EXERCISE =
Count the lines below with the string "group" in them. Only the number should be given.

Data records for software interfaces
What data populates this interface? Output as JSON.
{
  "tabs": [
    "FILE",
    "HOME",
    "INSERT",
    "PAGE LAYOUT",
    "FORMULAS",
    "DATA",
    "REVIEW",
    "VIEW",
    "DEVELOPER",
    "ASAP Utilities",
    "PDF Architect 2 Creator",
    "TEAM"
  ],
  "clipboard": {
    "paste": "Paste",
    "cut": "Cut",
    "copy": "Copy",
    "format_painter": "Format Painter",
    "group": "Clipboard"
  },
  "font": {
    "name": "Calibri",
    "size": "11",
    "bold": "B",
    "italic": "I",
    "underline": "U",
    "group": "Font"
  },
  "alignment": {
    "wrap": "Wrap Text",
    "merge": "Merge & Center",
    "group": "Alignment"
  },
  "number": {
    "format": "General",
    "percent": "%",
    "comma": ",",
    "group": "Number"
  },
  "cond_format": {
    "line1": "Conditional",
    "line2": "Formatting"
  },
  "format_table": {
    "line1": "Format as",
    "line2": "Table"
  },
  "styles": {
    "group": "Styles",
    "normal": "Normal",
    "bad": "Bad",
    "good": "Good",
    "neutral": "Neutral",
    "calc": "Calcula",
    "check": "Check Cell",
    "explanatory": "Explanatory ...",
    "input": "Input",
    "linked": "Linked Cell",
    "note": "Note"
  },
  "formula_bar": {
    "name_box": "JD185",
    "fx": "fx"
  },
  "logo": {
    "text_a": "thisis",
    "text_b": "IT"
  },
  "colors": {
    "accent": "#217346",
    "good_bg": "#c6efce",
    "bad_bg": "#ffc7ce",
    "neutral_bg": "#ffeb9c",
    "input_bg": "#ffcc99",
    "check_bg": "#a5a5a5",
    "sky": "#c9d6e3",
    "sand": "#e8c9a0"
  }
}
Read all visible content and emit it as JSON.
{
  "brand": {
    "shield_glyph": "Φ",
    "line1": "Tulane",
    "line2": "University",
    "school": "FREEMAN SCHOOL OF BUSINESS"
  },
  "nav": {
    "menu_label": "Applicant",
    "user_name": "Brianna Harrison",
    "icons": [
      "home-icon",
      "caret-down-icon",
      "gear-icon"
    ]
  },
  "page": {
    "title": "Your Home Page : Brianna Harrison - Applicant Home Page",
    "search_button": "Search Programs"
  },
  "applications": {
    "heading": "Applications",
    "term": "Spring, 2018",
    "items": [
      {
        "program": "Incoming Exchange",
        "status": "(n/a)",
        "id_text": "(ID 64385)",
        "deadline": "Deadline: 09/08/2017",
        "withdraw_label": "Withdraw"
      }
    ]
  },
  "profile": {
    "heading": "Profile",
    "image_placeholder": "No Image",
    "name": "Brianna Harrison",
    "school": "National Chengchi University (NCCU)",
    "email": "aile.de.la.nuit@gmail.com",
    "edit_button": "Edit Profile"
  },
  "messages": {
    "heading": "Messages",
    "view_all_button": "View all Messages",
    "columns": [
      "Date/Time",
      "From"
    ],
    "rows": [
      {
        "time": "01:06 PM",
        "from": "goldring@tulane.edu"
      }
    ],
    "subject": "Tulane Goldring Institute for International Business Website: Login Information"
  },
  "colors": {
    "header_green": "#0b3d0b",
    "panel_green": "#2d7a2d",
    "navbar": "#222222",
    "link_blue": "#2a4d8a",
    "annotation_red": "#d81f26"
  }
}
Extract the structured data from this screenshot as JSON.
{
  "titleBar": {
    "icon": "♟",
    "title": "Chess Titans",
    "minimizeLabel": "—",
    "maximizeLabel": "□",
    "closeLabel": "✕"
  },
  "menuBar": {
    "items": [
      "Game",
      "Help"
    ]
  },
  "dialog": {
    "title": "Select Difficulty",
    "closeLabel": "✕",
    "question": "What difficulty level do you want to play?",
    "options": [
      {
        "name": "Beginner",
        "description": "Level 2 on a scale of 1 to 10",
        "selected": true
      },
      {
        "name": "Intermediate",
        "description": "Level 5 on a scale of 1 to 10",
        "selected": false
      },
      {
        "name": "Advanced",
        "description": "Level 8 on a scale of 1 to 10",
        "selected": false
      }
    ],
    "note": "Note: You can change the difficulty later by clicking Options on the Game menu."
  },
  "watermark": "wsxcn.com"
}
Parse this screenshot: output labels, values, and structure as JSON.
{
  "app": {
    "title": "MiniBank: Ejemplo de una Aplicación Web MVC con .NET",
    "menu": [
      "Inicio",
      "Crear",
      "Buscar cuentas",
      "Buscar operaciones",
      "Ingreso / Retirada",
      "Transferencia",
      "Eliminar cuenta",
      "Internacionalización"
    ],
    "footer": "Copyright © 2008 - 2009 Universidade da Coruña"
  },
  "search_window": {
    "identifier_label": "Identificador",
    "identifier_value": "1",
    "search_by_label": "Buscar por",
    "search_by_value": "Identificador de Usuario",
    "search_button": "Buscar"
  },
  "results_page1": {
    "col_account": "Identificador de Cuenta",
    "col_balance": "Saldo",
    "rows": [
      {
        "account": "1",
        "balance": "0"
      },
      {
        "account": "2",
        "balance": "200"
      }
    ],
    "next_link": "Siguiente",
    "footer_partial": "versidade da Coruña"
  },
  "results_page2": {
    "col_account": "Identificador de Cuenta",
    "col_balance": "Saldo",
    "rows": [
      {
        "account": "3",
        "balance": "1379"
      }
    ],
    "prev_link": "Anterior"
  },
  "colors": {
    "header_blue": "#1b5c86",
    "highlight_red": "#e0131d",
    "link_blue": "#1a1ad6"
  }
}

WRITTEN SOLUTION =
5